--- EXTRACTED MATERIAL Enclosed Below ---

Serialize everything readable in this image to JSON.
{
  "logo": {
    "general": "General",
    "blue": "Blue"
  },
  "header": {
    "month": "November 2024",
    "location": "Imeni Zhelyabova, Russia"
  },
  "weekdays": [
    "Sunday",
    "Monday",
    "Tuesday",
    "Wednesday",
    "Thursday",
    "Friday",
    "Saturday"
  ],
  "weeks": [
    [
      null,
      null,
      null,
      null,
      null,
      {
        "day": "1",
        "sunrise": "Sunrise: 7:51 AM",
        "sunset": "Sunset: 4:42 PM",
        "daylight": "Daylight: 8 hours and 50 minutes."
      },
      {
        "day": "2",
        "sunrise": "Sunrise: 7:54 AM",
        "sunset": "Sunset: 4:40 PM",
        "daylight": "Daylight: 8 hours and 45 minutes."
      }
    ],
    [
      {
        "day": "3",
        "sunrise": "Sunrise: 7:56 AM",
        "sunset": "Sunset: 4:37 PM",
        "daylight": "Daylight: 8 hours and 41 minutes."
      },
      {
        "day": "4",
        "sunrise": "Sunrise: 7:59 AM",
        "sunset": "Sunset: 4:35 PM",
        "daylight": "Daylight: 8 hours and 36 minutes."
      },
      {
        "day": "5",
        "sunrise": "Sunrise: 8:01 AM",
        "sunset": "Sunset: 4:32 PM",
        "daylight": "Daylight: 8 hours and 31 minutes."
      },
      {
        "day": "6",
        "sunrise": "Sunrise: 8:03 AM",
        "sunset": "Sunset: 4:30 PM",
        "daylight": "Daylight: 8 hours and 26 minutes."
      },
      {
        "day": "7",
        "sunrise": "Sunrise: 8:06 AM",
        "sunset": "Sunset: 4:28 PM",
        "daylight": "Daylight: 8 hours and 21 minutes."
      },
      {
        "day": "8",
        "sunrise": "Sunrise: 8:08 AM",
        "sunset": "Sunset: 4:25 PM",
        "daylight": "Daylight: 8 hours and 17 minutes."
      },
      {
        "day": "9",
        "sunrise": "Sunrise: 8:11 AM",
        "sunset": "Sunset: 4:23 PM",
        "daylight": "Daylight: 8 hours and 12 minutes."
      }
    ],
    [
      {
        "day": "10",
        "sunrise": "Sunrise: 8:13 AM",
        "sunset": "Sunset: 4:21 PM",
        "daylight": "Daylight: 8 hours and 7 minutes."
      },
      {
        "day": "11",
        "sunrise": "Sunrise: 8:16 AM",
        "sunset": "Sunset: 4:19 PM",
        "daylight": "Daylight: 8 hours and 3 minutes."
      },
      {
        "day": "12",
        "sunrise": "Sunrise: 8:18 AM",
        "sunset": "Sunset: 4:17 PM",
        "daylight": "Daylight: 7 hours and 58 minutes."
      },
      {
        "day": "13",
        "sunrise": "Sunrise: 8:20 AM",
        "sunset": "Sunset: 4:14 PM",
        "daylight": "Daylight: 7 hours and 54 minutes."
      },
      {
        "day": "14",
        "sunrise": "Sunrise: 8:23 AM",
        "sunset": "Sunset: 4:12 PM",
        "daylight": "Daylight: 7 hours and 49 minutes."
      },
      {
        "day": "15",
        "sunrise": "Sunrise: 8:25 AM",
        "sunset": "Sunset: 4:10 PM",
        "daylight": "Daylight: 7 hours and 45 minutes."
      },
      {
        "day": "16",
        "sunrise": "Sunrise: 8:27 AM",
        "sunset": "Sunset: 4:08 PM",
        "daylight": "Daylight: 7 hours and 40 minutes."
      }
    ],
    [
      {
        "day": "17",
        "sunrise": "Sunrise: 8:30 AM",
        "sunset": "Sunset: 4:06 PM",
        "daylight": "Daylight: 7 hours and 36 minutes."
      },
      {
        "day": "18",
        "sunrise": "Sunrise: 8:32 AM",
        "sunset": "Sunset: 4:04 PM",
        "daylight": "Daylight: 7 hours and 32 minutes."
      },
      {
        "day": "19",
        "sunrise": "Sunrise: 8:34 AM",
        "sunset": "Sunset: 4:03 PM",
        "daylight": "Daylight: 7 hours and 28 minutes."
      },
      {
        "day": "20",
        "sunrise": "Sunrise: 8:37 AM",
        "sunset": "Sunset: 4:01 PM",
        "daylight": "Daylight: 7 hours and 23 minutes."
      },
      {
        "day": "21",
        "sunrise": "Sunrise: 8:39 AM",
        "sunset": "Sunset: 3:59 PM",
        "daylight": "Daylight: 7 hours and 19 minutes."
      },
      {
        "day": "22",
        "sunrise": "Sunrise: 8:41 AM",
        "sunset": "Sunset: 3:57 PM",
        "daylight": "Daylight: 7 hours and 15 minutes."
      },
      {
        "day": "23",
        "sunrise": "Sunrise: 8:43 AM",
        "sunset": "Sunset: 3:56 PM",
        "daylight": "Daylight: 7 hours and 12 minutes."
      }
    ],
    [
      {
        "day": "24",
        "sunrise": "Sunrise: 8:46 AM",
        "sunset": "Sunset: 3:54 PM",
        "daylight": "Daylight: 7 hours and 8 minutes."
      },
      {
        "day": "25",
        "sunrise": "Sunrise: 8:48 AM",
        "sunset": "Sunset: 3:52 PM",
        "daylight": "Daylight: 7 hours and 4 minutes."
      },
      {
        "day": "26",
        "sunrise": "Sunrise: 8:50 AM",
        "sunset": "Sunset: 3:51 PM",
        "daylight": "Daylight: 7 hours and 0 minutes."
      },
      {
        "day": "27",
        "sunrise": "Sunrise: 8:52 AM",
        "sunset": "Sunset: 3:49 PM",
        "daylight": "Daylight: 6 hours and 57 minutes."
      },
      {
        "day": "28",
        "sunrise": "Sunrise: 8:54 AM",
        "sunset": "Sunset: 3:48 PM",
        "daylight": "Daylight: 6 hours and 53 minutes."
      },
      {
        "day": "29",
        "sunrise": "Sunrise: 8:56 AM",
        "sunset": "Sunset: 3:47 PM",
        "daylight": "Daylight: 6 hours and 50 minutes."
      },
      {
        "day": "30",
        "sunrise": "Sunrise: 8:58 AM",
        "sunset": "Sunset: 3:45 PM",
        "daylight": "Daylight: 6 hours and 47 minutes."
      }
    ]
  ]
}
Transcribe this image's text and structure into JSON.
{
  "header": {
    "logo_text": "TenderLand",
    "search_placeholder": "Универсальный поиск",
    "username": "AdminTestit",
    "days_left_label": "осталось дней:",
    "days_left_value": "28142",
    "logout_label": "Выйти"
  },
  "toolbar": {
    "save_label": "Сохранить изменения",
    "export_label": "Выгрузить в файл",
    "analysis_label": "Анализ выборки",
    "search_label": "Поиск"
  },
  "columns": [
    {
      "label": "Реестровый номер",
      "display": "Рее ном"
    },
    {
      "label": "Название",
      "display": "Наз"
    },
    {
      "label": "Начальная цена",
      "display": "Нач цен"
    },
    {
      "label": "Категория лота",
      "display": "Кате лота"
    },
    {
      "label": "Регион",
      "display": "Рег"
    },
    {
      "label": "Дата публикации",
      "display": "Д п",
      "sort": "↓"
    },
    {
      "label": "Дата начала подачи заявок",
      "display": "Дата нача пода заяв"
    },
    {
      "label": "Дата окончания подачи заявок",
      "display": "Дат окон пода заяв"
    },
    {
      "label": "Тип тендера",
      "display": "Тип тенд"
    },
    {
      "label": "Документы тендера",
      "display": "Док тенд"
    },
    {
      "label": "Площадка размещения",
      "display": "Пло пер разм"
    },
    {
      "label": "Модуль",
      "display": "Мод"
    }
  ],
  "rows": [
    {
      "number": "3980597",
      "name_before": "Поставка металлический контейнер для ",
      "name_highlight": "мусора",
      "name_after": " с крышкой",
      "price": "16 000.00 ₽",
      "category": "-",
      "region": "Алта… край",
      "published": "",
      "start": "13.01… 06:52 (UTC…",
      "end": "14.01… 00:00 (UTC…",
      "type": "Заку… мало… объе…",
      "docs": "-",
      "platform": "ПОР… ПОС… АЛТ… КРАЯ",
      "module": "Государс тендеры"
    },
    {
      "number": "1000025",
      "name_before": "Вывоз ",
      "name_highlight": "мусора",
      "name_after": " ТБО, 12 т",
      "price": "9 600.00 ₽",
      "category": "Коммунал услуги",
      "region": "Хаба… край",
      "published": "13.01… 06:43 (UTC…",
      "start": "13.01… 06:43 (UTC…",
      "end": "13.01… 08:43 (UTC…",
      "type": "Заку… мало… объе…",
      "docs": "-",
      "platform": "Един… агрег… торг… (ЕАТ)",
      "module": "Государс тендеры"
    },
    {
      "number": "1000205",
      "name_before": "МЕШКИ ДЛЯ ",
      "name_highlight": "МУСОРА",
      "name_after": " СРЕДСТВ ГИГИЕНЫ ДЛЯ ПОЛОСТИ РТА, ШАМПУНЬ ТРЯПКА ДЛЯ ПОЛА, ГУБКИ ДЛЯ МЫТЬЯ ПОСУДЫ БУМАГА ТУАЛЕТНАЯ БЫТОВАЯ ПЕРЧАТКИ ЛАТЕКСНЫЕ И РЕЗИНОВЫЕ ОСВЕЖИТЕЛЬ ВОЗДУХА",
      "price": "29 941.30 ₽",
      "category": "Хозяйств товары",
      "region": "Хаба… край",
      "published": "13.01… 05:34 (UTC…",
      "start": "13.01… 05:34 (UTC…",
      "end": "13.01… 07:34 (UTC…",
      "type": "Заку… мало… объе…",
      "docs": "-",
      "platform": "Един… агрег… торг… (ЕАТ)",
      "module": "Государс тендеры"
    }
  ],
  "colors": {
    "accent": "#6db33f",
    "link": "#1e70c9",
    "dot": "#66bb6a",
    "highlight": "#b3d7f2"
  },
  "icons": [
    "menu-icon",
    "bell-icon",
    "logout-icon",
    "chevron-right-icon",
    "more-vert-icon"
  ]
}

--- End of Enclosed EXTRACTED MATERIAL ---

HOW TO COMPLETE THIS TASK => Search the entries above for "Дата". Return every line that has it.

EXPECTED OUTPUT =>
      "label": "Дата публикации",
      "label": "Дата начала подачи заявок",
      "display": "Дата нача пода заяв"
      "label": "Дата окончания подачи заявок",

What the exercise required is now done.